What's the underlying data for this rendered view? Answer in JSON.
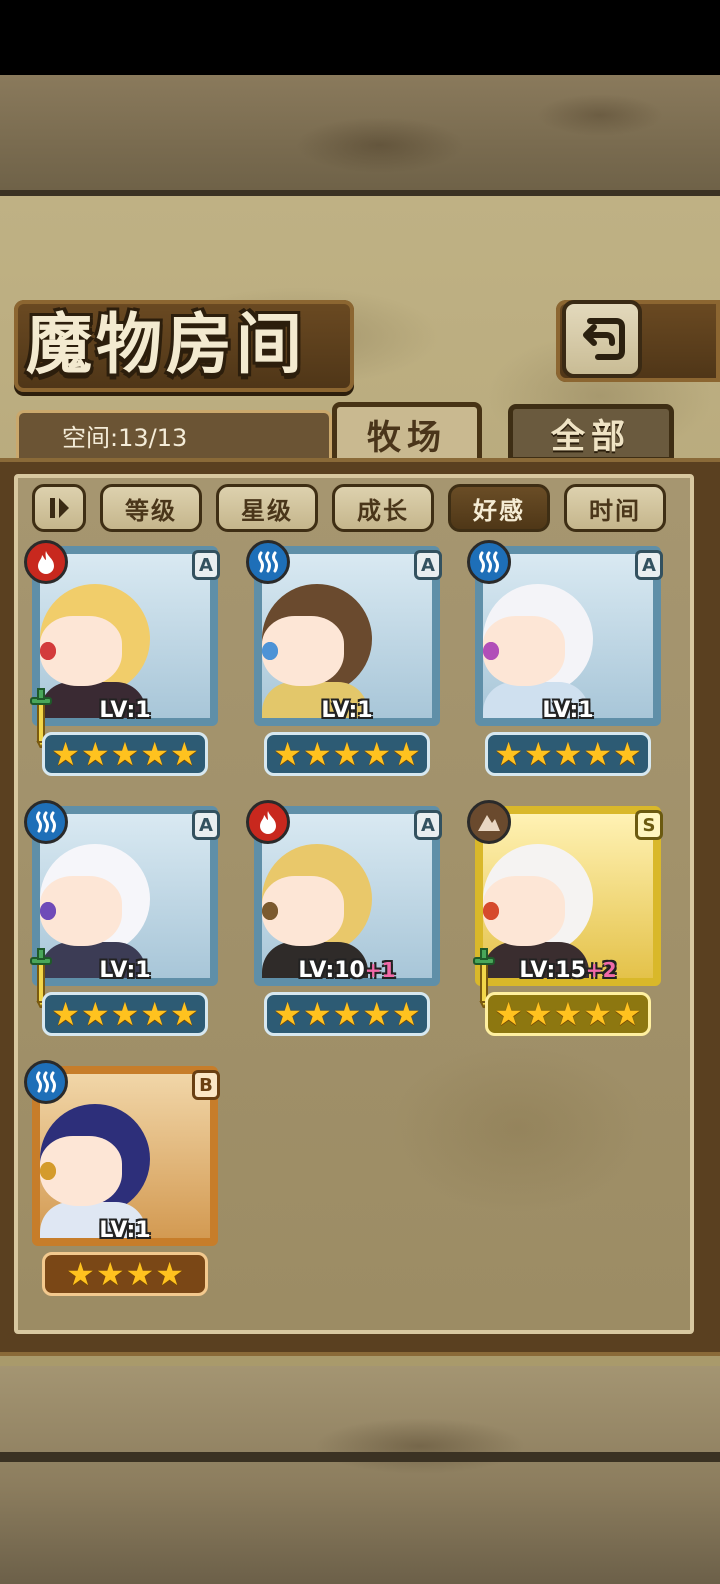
{
  "header": {
    "title": "魔物房间"
  },
  "space": {
    "label": "空间:13/13"
  },
  "tabs": [
    {
      "label": "牧场",
      "active": true
    },
    {
      "label": "全部",
      "active": false
    }
  ],
  "filters": [
    {
      "label": "等级",
      "active": false
    },
    {
      "label": "星级",
      "active": false
    },
    {
      "label": "成长",
      "active": false
    },
    {
      "label": "好感",
      "active": true
    },
    {
      "label": "时间",
      "active": false
    }
  ],
  "cards": [
    {
      "element": "fire",
      "grade": "A",
      "level": "LV:1",
      "plus": "",
      "stars": 5,
      "frame": "silver",
      "has_sword": true,
      "hair": "#f1cd6a",
      "eyes": "#d33b3b",
      "outfit": "#3a2a33"
    },
    {
      "element": "water",
      "grade": "A",
      "level": "LV:1",
      "plus": "",
      "stars": 5,
      "frame": "silver",
      "has_sword": false,
      "hair": "#6a4a2e",
      "eyes": "#4d93d6",
      "outfit": "#e3c76a"
    },
    {
      "element": "water",
      "grade": "A",
      "level": "LV:1",
      "plus": "",
      "stars": 5,
      "frame": "silver",
      "has_sword": false,
      "hair": "#f4f4f8",
      "eyes": "#b14fb8",
      "outfit": "#cfe0ef"
    },
    {
      "element": "water",
      "grade": "A",
      "level": "LV:1",
      "plus": "",
      "stars": 5,
      "frame": "silver",
      "has_sword": true,
      "hair": "#f6f6fa",
      "eyes": "#6f4bb8",
      "outfit": "#3c3c55"
    },
    {
      "element": "fire",
      "grade": "A",
      "level": "LV:10",
      "plus": "+1",
      "stars": 5,
      "frame": "silver",
      "has_sword": false,
      "hair": "#e9c86a",
      "eyes": "#7b5a2f",
      "outfit": "#2f2b29"
    },
    {
      "element": "earth",
      "grade": "S",
      "level": "LV:15",
      "plus": "+2",
      "stars": 5,
      "frame": "gold",
      "has_sword": true,
      "hair": "#f5f3f2",
      "eyes": "#d64a2c",
      "outfit": "#3a2d2f"
    },
    {
      "element": "water",
      "grade": "B",
      "level": "LV:1",
      "plus": "",
      "stars": 4,
      "frame": "bronze",
      "has_sword": false,
      "hair": "#2d2f7a",
      "eyes": "#d49b2c",
      "outfit": "#dfe7f3"
    }
  ],
  "colors": {
    "fire": "#c8281e",
    "water": "#1e6fb8",
    "earth": "#6a4a2e"
  },
  "icons": {
    "back": "return-arrow-icon",
    "toggle": "pause-sort-icon",
    "fire": "flame-icon",
    "water": "wave-icon",
    "earth": "mountain-icon",
    "star": "star-icon",
    "sword": "sword-icon"
  }
}
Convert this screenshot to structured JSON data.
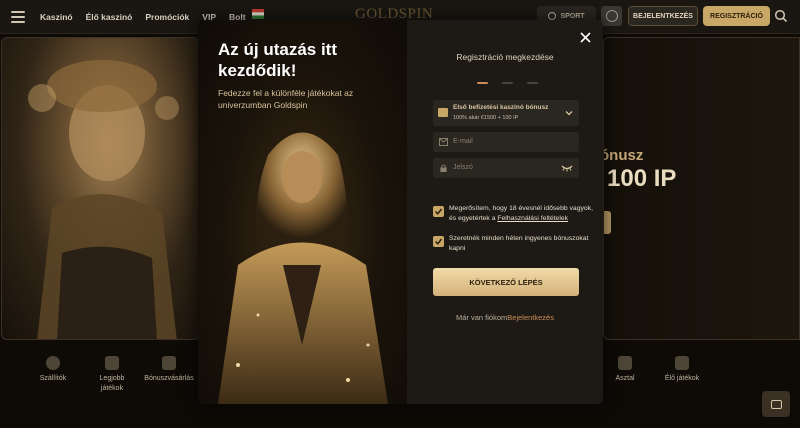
{
  "nav": {
    "links": [
      "Kaszinó",
      "Élő kaszinó",
      "Promóciók",
      "VIP",
      "Bolt"
    ],
    "logo": "GOLDSPIN",
    "sport_label": "SPORT",
    "login_label": "BEJELENTKEZÉS",
    "register_label": "REGISZTRÁCIÓ"
  },
  "hero": {
    "bonus_line1": "ónusz",
    "bonus_line2": "100 IP"
  },
  "categories": [
    {
      "label": "Szállítók"
    },
    {
      "label": "Legjobb\njátékok"
    },
    {
      "label": "Bónuszvásárlás"
    },
    {
      "label": "Asztal"
    },
    {
      "label": "Élő játékok"
    }
  ],
  "modal": {
    "title": "Az új utazás itt kezdődik!",
    "subtitle": "Fedezze fel a különféle játékokat az univerzumban Goldspin",
    "form_title": "Regisztráció megkezdése",
    "steps_total": 3,
    "step_current": 1,
    "bonus": {
      "title": "Első befizetési kaszinó bónusz",
      "detail": "100% akár €1500 + 100 IP"
    },
    "email_placeholder": "E-mail",
    "password_placeholder": "Jelszó",
    "age_check": {
      "text": "Megerősítem, hogy 18 évesnél idősebb vagyok, és egyetértek a ",
      "link": "Felhasználási feltételek",
      "checked": true
    },
    "promo_check": {
      "text": "Szeretnék minden héten ingyenes bónuszokat kapni",
      "checked": true
    },
    "next_label": "KÖVETKEZŐ LÉPÉS",
    "have_account_text": "Már van fiókom",
    "have_account_link": "Bejelentkezés"
  },
  "colors": {
    "accent_gold": "#c9a766",
    "link_orange": "#c98e57",
    "panel": "#1d1a15"
  }
}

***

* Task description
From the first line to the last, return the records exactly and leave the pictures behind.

* Expected output
What's the underlying data for this rendered view? Answer in JSON.
{
  "header": {
    "title": "魔物房间"
  },
  "space": {
    "label": "空间:13/13"
  },
  "tabs": [
    {
      "label": "牧场",
      "active": true
    },
    {
      "label": "全部",
      "active": false
    }
  ],
  "filters": [
    {
      "label": "等级",
      "active": false
    },
    {
      "label": "星级",
      "active": false
    },
    {
      "label": "成长",
      "active": false
    },
    {
      "label": "好感",
      "active": true
    },
    {
      "label": "时间",
      "active": false
    }
  ],
  "cards": [
    {
      "element": "fire",
      "grade": "A",
      "level": "LV:1",
      "plus": "",
      "stars": 5,
      "frame": "silver",
      "has_sword": true,
      "hair": "#f1cd6a",
      "eyes": "#d33b3b",
      "outfit": "#3a2a33"
    },
    {
      "element": "water",
      "grade": "A",
      "level": "LV:1",
      "plus": "",
      "stars": 5,
      "frame": "silver",
      "has_sword": false,
      "hair": "#6a4a2e",
      "eyes": "#4d93d6",
      "outfit": "#e3c76a"
    },
    {
      "element": "water",
      "grade": "A",
      "level": "LV:1",
      "plus": "",
      "stars": 5,
      "frame": "silver",
      "has_sword": false,
      "hair": "#f4f4f8",
      "eyes": "#b14fb8",
      "outfit": "#cfe0ef"
    },
    {
      "element": "water",
      "grade": "A",
      "level": "LV:1",
      "plus": "",
      "stars": 5,
      "frame": "silver",
      "has_sword": true,
      "hair": "#f6f6fa",
      "eyes": "#6f4bb8",
      "outfit": "#3c3c55"
    },
    {
      "element": "fire",
      "grade": "A",
      "level": "LV:10",
      "plus": "+1",
      "stars": 5,
      "frame": "silver",
      "has_sword": false,
      "hair": "#e9c86a",
      "eyes": "#7b5a2f",
      "outfit": "#2f2b29"
    },
    {
      "element": "earth",
      "grade": "S",
      "level": "LV:15",
      "plus": "+2",
      "stars": 5,
      "frame": "gold",
      "has_sword": true,
      "hair": "#f5f3f2",
      "eyes": "#d64a2c",
      "outfit": "#3a2d2f"
    },
    {
      "element": "water",
      "grade": "B",
      "level": "LV:1",
      "plus": "",
      "stars": 4,
      "frame": "bronze",
      "has_sword": false,
      "hair": "#2d2f7a",
      "eyes": "#d49b2c",
      "outfit": "#dfe7f3"
    }
  ],
  "colors": {
    "fire": "#c8281e",
    "water": "#1e6fb8",
    "earth": "#6a4a2e"
  },
  "icons": {
    "back": "return-arrow-icon",
    "toggle": "pause-sort-icon",
    "fire": "flame-icon",
    "water": "wave-icon",
    "earth": "mountain-icon",
    "star": "star-icon",
    "sword": "sword-icon"
  }
}
Convert this screenshot to structured JSON data.
{
  "nav": {
    "links": [
      "Kaszinó",
      "Élő kaszinó",
      "Promóciók",
      "VIP",
      "Bolt"
    ],
    "logo": "GOLDSPIN",
    "sport_label": "SPORT",
    "login_label": "BEJELENTKEZÉS",
    "register_label": "REGISZTRÁCIÓ"
  },
  "hero": {
    "bonus_line1": "ónusz",
    "bonus_line2": "100 IP"
  },
  "categories": [
    {
      "label": "Szállítók"
    },
    {
      "label": "Legjobb\njátékok"
    },
    {
      "label": "Bónuszvásárlás"
    },
    {
      "label": "Asztal"
    },
    {
      "label": "Élő játékok"
    }
  ],
  "modal": {
    "title": "Az új utazás itt kezdődik!",
    "subtitle": "Fedezze fel a különféle játékokat az univerzumban Goldspin",
    "form_title": "Regisztráció megkezdése",
    "steps_total": 3,
    "step_current": 1,
    "bonus": {
      "title": "Első befizetési kaszinó bónusz",
      "detail": "100% akár €1500 + 100 IP"
    },
    "email_placeholder": "E-mail",
    "password_placeholder": "Jelszó",
    "age_check": {
      "text": "Megerősítem, hogy 18 évesnél idősebb vagyok, és egyetértek a ",
      "link": "Felhasználási feltételek",
      "checked": true
    },
    "promo_check": {
      "text": "Szeretnék minden héten ingyenes bónuszokat kapni",
      "checked": true
    },
    "next_label": "KÖVETKEZŐ LÉPÉS",
    "have_account_text": "Már van fiókom",
    "have_account_link": "Bejelentkezés"
  },
  "colors": {
    "accent_gold": "#c9a766",
    "link_orange": "#c98e57",
    "panel": "#1d1a15"
  }
}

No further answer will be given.